> EXERCISE DIRECTIONS: Wherever a line below holds the word "title", copy that line.

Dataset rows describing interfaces
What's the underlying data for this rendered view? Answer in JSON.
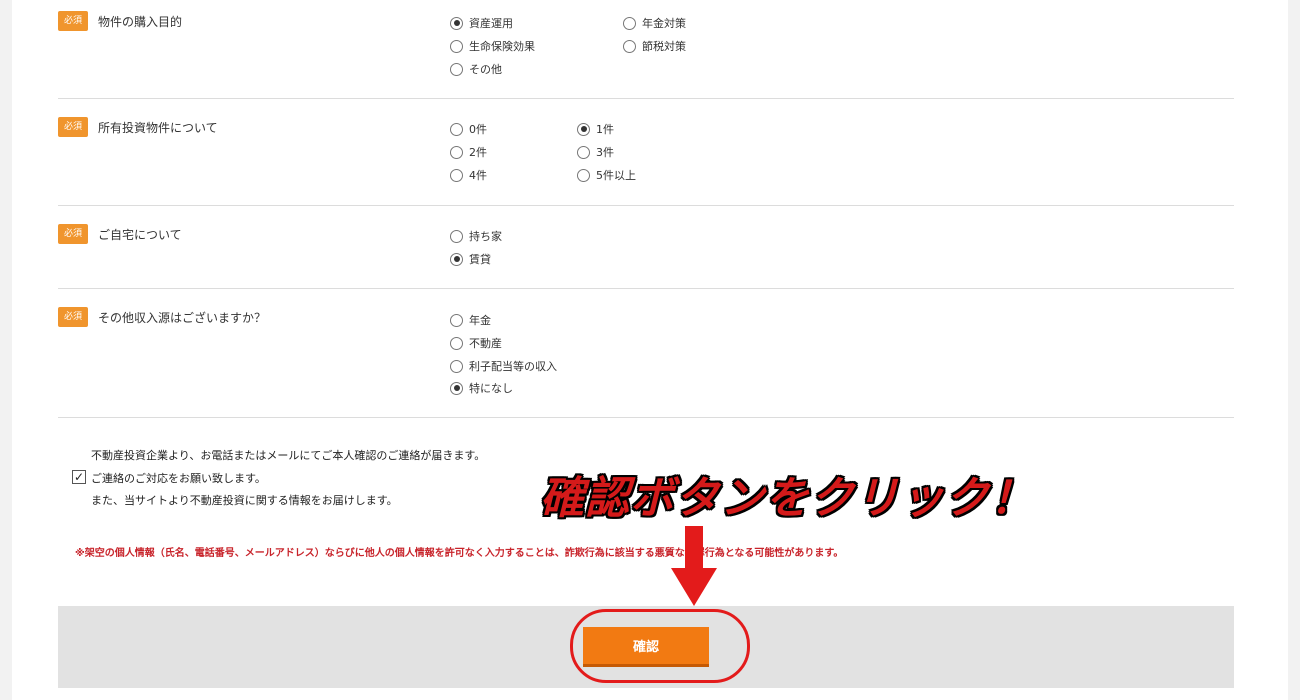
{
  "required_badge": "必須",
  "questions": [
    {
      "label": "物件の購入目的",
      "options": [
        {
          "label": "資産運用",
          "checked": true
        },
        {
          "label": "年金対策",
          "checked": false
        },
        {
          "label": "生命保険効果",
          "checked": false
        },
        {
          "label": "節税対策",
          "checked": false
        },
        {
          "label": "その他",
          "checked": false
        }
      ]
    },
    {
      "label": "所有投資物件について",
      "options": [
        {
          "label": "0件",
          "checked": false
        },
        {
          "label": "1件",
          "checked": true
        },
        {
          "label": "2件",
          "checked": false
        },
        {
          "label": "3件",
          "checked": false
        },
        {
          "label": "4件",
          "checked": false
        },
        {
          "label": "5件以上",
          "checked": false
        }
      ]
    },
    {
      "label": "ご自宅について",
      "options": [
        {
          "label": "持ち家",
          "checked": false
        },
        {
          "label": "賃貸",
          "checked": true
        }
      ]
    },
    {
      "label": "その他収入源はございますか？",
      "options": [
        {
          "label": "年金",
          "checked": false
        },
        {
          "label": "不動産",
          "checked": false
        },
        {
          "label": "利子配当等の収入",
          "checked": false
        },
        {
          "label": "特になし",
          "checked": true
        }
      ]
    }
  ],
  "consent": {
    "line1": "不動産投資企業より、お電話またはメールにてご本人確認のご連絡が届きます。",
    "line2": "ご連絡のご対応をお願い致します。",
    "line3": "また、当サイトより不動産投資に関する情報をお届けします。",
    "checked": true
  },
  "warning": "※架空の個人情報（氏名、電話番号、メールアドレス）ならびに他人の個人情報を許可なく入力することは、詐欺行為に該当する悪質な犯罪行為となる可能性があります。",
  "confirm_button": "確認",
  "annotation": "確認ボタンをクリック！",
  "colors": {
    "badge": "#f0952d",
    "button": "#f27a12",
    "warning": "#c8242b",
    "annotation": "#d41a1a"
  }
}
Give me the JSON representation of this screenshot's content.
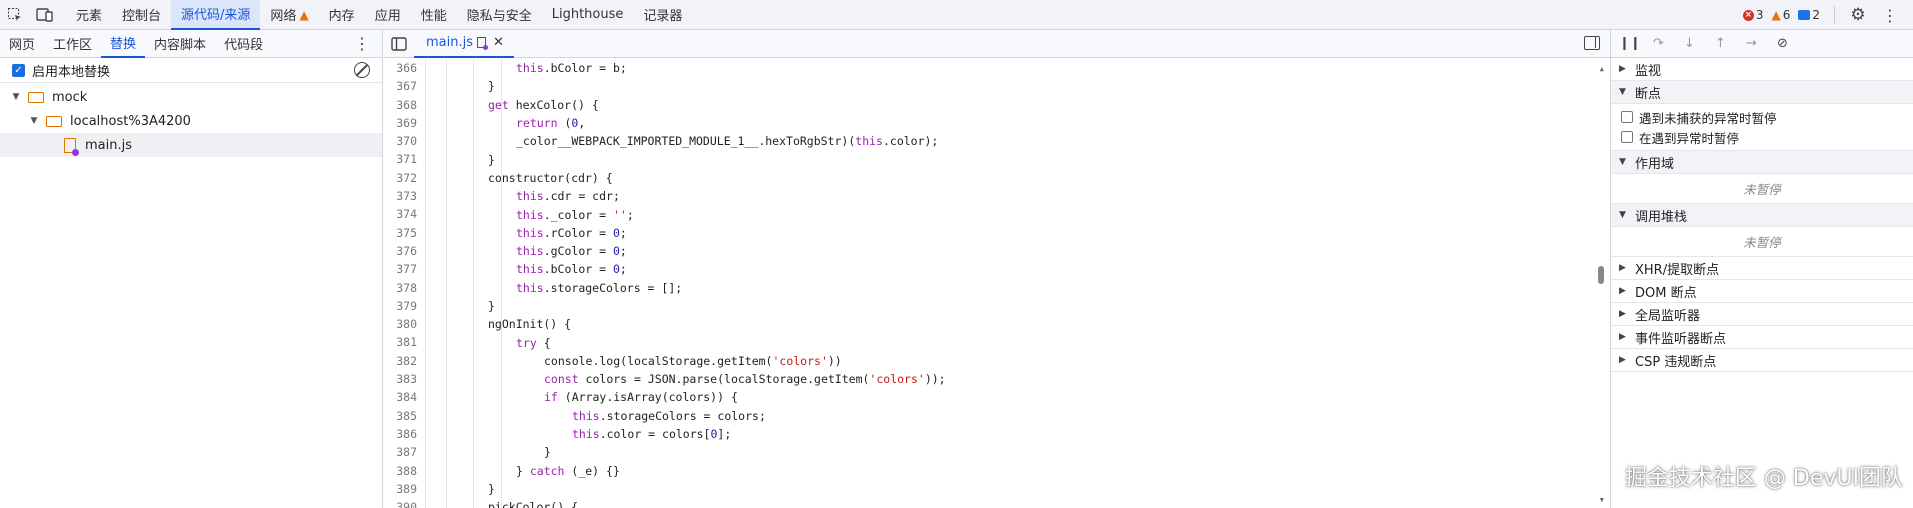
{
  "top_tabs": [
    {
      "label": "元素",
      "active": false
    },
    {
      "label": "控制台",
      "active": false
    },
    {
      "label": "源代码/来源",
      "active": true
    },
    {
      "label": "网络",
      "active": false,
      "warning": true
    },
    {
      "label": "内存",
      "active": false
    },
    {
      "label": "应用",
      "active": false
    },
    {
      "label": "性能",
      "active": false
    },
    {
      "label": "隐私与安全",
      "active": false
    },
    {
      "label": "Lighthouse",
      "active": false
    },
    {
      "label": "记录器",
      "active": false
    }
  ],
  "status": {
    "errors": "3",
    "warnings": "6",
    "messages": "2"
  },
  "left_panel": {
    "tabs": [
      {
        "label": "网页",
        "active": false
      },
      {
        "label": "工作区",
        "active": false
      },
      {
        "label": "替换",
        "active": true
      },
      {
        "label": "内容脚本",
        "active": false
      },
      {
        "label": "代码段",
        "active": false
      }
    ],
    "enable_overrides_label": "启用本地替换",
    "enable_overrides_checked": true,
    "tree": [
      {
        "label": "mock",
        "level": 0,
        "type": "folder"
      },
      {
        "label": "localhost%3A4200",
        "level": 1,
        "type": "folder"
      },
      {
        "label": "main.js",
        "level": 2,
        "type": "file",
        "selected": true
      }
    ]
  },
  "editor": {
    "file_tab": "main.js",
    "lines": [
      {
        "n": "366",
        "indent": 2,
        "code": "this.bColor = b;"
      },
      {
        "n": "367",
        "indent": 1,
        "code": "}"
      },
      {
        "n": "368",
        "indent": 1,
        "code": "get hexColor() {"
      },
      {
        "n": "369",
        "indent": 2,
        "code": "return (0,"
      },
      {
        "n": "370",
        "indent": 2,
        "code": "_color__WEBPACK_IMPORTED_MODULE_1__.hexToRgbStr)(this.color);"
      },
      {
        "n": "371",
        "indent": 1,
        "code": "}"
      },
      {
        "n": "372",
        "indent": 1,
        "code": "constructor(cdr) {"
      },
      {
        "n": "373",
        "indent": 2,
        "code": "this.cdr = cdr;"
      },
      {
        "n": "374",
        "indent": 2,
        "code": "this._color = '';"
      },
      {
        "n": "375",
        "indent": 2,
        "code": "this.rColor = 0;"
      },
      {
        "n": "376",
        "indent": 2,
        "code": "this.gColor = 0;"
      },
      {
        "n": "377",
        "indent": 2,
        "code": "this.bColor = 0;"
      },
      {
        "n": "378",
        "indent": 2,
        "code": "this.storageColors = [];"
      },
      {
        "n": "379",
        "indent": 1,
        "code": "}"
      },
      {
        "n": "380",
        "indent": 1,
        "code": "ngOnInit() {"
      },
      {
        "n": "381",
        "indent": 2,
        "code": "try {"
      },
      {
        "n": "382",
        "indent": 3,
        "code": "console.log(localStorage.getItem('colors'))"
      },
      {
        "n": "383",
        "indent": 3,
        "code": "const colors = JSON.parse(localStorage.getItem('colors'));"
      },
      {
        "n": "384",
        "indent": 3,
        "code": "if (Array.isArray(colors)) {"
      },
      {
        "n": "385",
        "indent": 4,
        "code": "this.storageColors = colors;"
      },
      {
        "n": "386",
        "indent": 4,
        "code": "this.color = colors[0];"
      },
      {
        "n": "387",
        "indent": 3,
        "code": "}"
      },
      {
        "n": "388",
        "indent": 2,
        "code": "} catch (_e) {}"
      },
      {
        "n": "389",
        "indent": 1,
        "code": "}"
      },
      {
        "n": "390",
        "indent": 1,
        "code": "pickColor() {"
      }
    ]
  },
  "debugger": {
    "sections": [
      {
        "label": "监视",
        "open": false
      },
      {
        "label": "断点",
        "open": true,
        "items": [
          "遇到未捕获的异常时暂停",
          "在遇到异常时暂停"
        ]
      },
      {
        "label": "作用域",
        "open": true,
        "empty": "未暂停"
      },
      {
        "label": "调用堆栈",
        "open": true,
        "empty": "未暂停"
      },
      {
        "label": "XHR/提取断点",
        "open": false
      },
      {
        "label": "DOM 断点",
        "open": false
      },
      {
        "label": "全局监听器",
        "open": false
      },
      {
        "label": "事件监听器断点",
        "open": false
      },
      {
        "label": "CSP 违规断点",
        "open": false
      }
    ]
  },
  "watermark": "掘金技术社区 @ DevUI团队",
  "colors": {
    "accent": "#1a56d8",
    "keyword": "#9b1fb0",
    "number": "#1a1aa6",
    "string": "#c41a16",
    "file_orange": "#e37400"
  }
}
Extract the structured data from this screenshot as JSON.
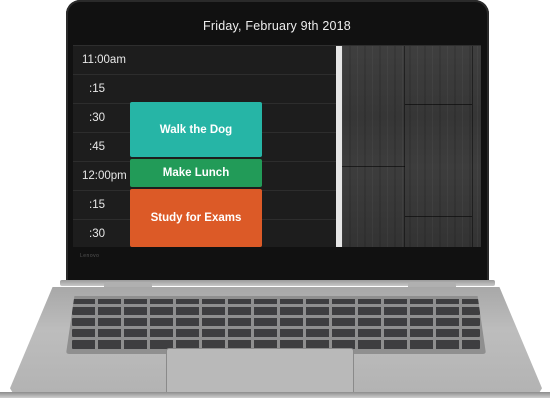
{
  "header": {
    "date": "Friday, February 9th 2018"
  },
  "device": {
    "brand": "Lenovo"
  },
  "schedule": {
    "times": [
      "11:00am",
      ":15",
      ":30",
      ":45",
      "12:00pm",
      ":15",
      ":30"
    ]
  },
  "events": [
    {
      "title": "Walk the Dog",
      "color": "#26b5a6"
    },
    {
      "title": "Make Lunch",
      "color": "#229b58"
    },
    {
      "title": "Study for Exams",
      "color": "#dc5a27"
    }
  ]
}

> SOLUTION TO THIS TASK:
      "title": "Walk the Dog",
      "title": "Make Lunch",
      "title": "Study for Exams",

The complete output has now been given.